In indoor conditions that require a flash, the C-2040 Zoom, the PhotoSmart 912, and the Digital Elph produce the most pleasing images overall. In comparison, the FinePix 2400 Zoom, the DC3400, and the DC3800 have weak flashes, and their images tend to be too dark. The FinePix 2400 Zoom is, certainly, best used outdoors. In contrast, the flash on the PhotoSmart 618 is especially harsh, causing a significant loss of detail in highlight areas. Images from the PhotoSmart 315 flash are acceptable, but the overall image quality is still hampered by noise. Thanks to maximum aperture sizes of f1.8 and f2.4, respectively, the C-2040 Zoom and the PhotoSmart 618 are able to capture soft but pleasing images in less than ideal lighting conditions even without the use of a flash.

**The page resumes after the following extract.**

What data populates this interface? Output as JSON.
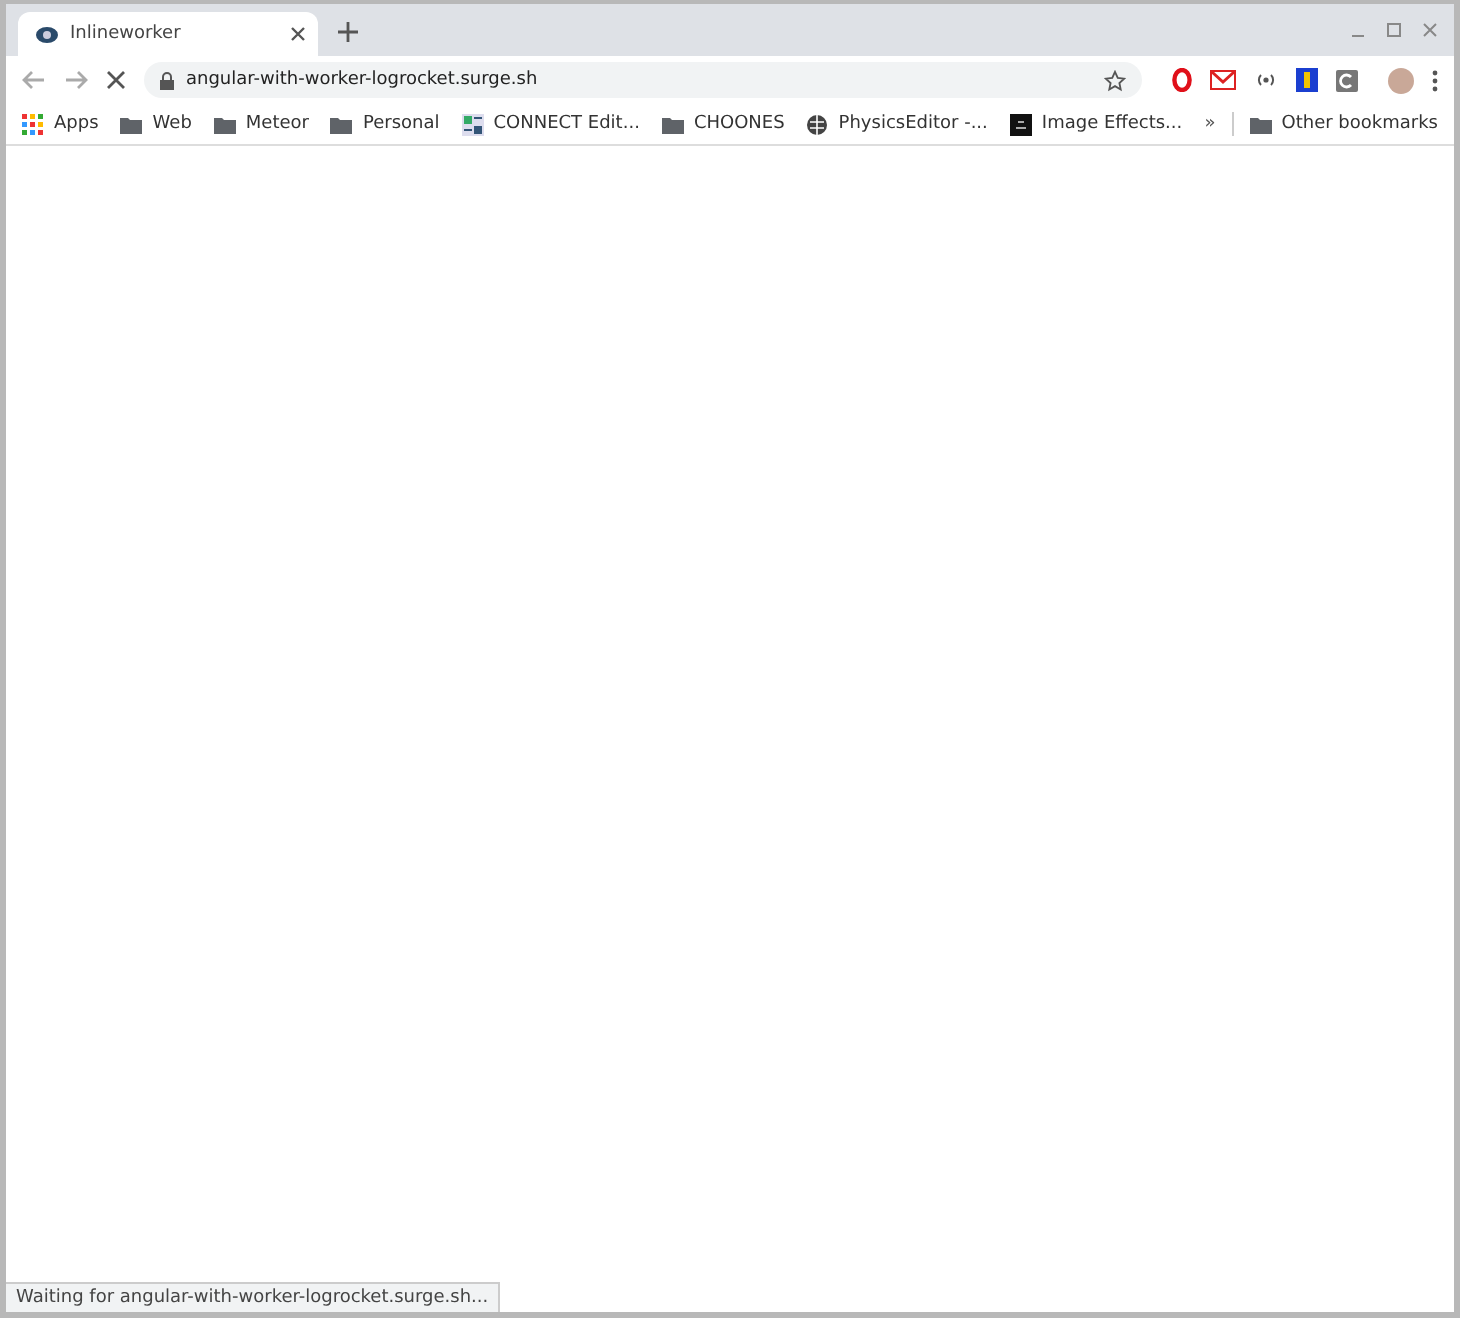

Transferring images from the camera to your Mac is easy with the FinePix 2400 Zoom, C-2040 Zoom, and all three HP cameras, since they all support USB and instantly mount on your desktop like a hard drive or a Zip disk. Although the DC3800 can’t connect directly to a computer, it comes with a handy USB CompactFlash reader. Like the Digital Elph, the DC3400 requires its included software to transfer images. However, its file-by-file transfer process can be slow, leaving you to stare at progress bars for a minute or two. If you prefer to view images on your TV, you can do so with all of the cameras except the FinePix 2400 Zoom and the PhotoSmart 315.
When it comes to battery usage, the convenience of the Digital Elph’s single proprietary battery, which fully recharges in under two hours, is still unmatched. The absence of bundled rechargeable batteries or AC adapters, especially in more expensive and feature-rich models such as the C-2040 Zoom and the PhotoSmart 912, forces photo enthusiasts to make an extra investment. All the cameras but the DC3800 require four AA batteries; the DC3800 requires only two. The C-2040 Zoom can also accept two Lithium batteries.
There are many things to consider when shopping for a digital camera: feature set, image output, power, and performance in low light, to name a few. Of the seven cameras in this roundup, the Olympus C-2040 Zoom stands above the rest, but many of the other offerings are also worth a look.
Macworld’s Buying advice: If superior image quality, spot metering, and manual exposure modes are priorities, Olympus’s C-2040 Zoom is a versatile camera that delivers solid performance and an excellent set of features. If ease of use is what you’re looking for,
Canon’s PowerShot S100 (4.0 mice. ) remains unrivaled in its balance of style, convenience, and performance; and its competitive pricing makes it an outstanding value.